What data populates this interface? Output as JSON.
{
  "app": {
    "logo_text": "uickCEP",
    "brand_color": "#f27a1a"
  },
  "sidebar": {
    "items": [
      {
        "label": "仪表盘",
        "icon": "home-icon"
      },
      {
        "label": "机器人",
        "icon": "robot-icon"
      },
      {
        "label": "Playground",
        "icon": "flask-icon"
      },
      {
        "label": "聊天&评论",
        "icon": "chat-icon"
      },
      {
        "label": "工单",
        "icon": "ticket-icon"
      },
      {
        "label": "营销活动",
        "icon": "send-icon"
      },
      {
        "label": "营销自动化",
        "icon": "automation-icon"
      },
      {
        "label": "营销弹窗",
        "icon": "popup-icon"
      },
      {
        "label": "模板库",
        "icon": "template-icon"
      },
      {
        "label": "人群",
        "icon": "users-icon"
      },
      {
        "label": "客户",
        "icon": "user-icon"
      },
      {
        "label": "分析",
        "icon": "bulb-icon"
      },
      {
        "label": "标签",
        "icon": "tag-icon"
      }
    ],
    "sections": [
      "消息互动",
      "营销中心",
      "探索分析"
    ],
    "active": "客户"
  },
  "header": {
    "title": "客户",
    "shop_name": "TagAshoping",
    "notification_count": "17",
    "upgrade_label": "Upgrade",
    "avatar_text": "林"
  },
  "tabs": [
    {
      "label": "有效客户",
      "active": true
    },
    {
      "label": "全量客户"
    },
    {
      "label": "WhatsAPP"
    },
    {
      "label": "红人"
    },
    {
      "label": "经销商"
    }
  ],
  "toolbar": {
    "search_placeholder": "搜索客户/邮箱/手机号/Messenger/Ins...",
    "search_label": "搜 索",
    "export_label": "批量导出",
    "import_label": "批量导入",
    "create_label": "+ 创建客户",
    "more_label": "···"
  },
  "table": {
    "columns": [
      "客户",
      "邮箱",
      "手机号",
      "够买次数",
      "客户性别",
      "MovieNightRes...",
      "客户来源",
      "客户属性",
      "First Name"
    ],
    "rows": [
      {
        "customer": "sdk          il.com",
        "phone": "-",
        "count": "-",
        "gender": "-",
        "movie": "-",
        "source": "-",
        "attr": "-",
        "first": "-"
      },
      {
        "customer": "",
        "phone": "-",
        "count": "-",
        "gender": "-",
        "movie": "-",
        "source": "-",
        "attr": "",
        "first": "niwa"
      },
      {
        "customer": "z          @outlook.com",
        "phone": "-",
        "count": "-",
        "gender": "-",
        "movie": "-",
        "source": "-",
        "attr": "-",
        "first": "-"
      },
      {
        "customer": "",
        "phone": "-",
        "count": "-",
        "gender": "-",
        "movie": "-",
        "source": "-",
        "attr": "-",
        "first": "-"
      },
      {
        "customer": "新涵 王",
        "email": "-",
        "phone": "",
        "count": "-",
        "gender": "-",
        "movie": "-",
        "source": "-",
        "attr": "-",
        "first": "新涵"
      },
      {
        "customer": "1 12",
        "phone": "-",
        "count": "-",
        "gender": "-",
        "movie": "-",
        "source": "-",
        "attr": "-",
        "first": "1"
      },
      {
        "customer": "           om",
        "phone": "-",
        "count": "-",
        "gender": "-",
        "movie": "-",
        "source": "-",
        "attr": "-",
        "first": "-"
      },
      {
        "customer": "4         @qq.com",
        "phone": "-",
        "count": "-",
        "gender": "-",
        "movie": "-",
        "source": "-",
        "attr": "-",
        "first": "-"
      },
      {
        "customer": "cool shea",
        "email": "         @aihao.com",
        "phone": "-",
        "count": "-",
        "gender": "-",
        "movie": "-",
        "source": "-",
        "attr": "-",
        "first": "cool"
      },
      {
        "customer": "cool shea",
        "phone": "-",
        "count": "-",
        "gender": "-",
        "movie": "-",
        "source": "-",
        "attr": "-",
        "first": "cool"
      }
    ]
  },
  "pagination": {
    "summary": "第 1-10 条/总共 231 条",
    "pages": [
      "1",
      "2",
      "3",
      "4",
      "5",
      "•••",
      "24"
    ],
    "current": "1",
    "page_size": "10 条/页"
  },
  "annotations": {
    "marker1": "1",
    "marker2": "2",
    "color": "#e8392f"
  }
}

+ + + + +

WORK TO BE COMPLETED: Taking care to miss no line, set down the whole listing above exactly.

EXERCISE ANSWER:
What data populates this interface? Output as JSON.
{
  "app": {
    "logo_text": "uickCEP",
    "brand_color": "#f27a1a"
  },
  "sidebar": {
    "items": [
      {
        "label": "仪表盘",
        "icon": "home-icon"
      },
      {
        "label": "机器人",
        "icon": "robot-icon"
      },
      {
        "label": "Playground",
        "icon": "flask-icon"
      },
      {
        "label": "聊天&评论",
        "icon": "chat-icon"
      },
      {
        "label": "工单",
        "icon": "ticket-icon"
      },
      {
        "label": "营销活动",
        "icon": "send-icon"
      },
      {
        "label": "营销自动化",
        "icon": "automation-icon"
      },
      {
        "label": "营销弹窗",
        "icon": "popup-icon"
      },
      {
        "label": "模板库",
        "icon": "template-icon"
      },
      {
        "label": "人群",
        "icon": "users-icon"
      },
      {
        "label": "客户",
        "icon": "user-icon"
      },
      {
        "label": "分析",
        "icon": "bulb-icon"
      },
      {
        "label": "标签",
        "icon": "tag-icon"
      }
    ],
    "sections": [
      "消息互动",
      "营销中心",
      "探索分析"
    ],
    "active": "客户"
  },
  "header": {
    "title": "客户",
    "shop_name": "TagAshoping",
    "notification_count": "17",
    "upgrade_label": "Upgrade",
    "avatar_text": "林"
  },
  "tabs": [
    {
      "label": "有效客户",
      "active": true
    },
    {
      "label": "全量客户"
    },
    {
      "label": "WhatsAPP"
    },
    {
      "label": "红人"
    },
    {
      "label": "经销商"
    }
  ],
  "toolbar": {
    "search_placeholder": "搜索客户/邮箱/手机号/Messenger/Ins...",
    "search_label": "搜 索",
    "export_label": "批量导出",
    "import_label": "批量导入",
    "create_label": "+ 创建客户",
    "more_label": "···"
  },
  "table": {
    "columns": [
      "客户",
      "邮箱",
      "手机号",
      "够买次数",
      "客户性别",
      "MovieNightRes...",
      "客户来源",
      "客户属性",
      "First Name"
    ],
    "rows": [
      {
        "customer": "sdk          il.com",
        "phone": "-",
        "count": "-",
        "gender": "-",
        "movie": "-",
        "source": "-",
        "attr": "-",
        "first": "-"
      },
      {
        "customer": "",
        "phone": "-",
        "count": "-",
        "gender": "-",
        "movie": "-",
        "source": "-",
        "attr": "",
        "first": "niwa"
      },
      {
        "customer": "z          @outlook.com",
        "phone": "-",
        "count": "-",
        "gender": "-",
        "movie": "-",
        "source": "-",
        "attr": "-",
        "first": "-"
      },
      {
        "customer": "",
        "phone": "-",
        "count": "-",
        "gender": "-",
        "movie": "-",
        "source": "-",
        "attr": "-",
        "first": "-"
      },
      {
        "customer": "新涵 王",
        "email": "-",
        "phone": "",
        "count": "-",
        "gender": "-",
        "movie": "-",
        "source": "-",
        "attr": "-",
        "first": "新涵"
      },
      {
        "customer": "1 12",
        "phone": "-",
        "count": "-",
        "gender": "-",
        "movie": "-",
        "source": "-",
        "attr": "-",
        "first": "1"
      },
      {
        "customer": "           om",
        "phone": "-",
        "count": "-",
        "gender": "-",
        "movie": "-",
        "source": "-",
        "attr": "-",
        "first": "-"
      },
      {
        "customer": "4         @qq.com",
        "phone": "-",
        "count": "-",
        "gender": "-",
        "movie": "-",
        "source": "-",
        "attr": "-",
        "first": "-"
      },
      {
        "customer": "cool shea",
        "email": "         @aihao.com",
        "phone": "-",
        "count": "-",
        "gender": "-",
        "movie": "-",
        "source": "-",
        "attr": "-",
        "first": "cool"
      },
      {
        "customer": "cool shea",
        "phone": "-",
        "count": "-",
        "gender": "-",
        "movie": "-",
        "source": "-",
        "attr": "-",
        "first": "cool"
      }
    ]
  },
  "pagination": {
    "summary": "第 1-10 条/总共 231 条",
    "pages": [
      "1",
      "2",
      "3",
      "4",
      "5",
      "•••",
      "24"
    ],
    "current": "1",
    "page_size": "10 条/页"
  },
  "annotations": {
    "marker1": "1",
    "marker2": "2",
    "color": "#e8392f"
  }
}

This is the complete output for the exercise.